Kraft Foods has devised another clever brand extension, designed to help busy families create home-cooked meals quickly, using popular Kraft food products. New Kraft Sizzling Salads in four varieties couples a cooking sauce and a salad dressing in PET bottles housed in an attractive, die-cut carton, for a dinner kit that stands out in the salad dressing aisle.
“Kraft Sizzling Salads Dinner Kits solve the ‘what’s for dinner’ dilemma with a line of perfectly paired cooking sauces and salad dressings that work together to create delicious and satisfying chicken and salad dishes in four easy steps in under 20 minutes,” says Kraft Dressings associate brand manager Anna Vishnevsky. For example, one variety, Southwest Chicken, provides 6 oz of Zesty Fajita cooking sauce and 6 oz of Barbecue Ranch salad dressing to create a six-serving meal.
The sauce and the dressing are packed in identical, clear, custom PET bottles from Plastipak Packaging, “chosen for optimal functionality and protection for the product, as well of ease of use for the consumer,” according to Kraft associate engineer II, Grocery Packaging R&D, John Albers. “In addition, the PET bottles deliver optimal visual appeal at both the retail shelf and at home for the consumer.”
Fitted with Kraft-blue flip-top dispensing caps, the bottles are resealable, offering consumers the flexibility to make smaller serving sizes over several occasions. An inset panel wraps around the bottom half of the bottle and holds the product labels. A clear pressure-sensitive label, decorated with a band colored to complement the flavor variety—brown, in the case of Southwest Chicken—wraps around the front and sides of the rectangular-shaped, four-sided bottle. A p-s paper label with laminate is applied to the back of the bottle. Both are supplied by Fort Dearborn Co. and are flexo-printed in eight colors.
Label graphics, created by Design Partners, are positioned on the bottom of the labels for the sauce and the dressing so that when the bottles are positioned left and right, respectively, photography of the finished meal is shown on a single plate, with the chicken shown on the sauce bottle and the salad on the dressing container. Once the bottles are placed in the dinner-kit carton, the same photography on the front of the carton covers the lower half of the bottles. “Having chicken with a side-salad plate on the package is consistent with the expected use of the product by consumers,” says Vishnevsky. “It also helps communicate the meal solution positioning.”

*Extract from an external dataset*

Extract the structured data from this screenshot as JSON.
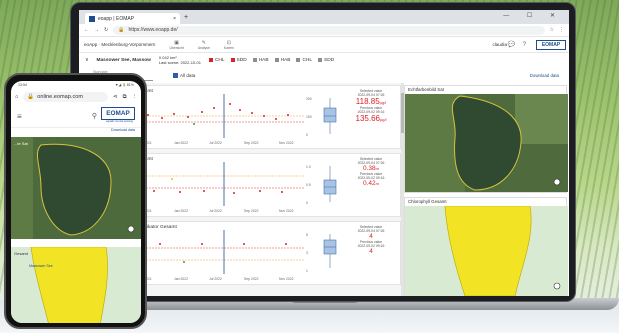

The carton itself features a die-cut window on the front of the pack, allowing a view of the product in the clear container. Color choices, imagery, and copy on the carton all emphasize the brand positioning of fresh, quick, and easy. Diagrams on the back of the pack provide step-by-step preparation instructions, while copy suggests “Tasty Twists!” to create other recipes. A QR code on the carton’s side panel allows consumers access to “how-to videos, recipe tips, and more.”

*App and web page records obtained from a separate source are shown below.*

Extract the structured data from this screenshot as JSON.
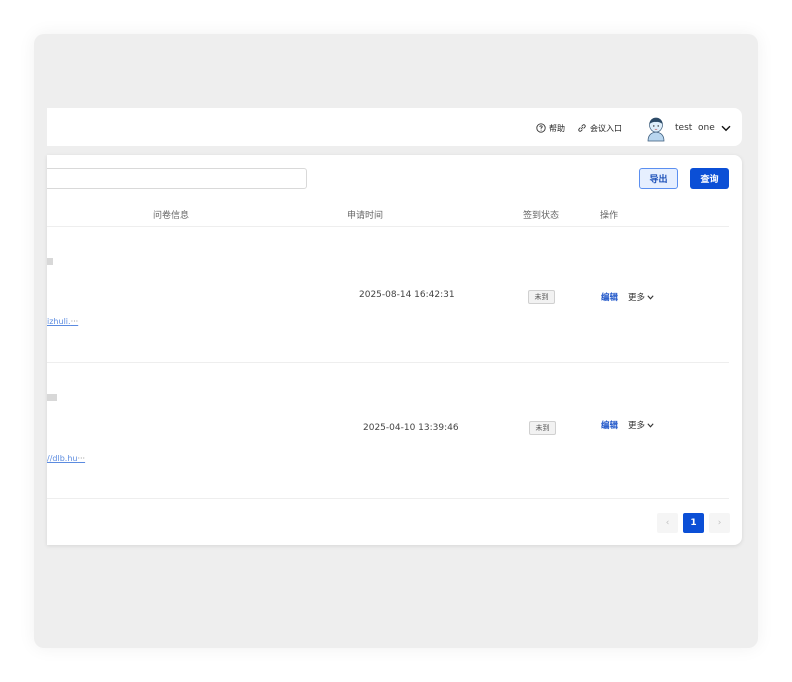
{
  "header": {
    "help_label": "帮助",
    "meeting_label": "会议入口",
    "user_name": "test  one"
  },
  "toolbar": {
    "search_value": "",
    "export_label": "导出",
    "query_label": "查询"
  },
  "table": {
    "columns": {
      "questionnaire": "问卷信息",
      "apply_time": "申请时间",
      "checkin_status": "签到状态",
      "actions": "操作"
    },
    "rows": [
      {
        "link": "izhuli.",
        "apply_time": "2025-08-14 16:42:31",
        "status": "未到",
        "edit": "编辑",
        "more": "更多"
      },
      {
        "link": "//dlb.hu",
        "apply_time": "2025-04-10 13:39:46",
        "status": "未到",
        "edit": "编辑",
        "more": "更多"
      }
    ]
  },
  "pagination": {
    "prev": "‹",
    "current": "1",
    "next": "›"
  },
  "colors": {
    "primary": "#0b4fd6",
    "link": "#5b8be0",
    "background": "#eeeeee"
  }
}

The product line was introduced to retailers nationwide in January, with a suggested retail price of $2.99 per kit.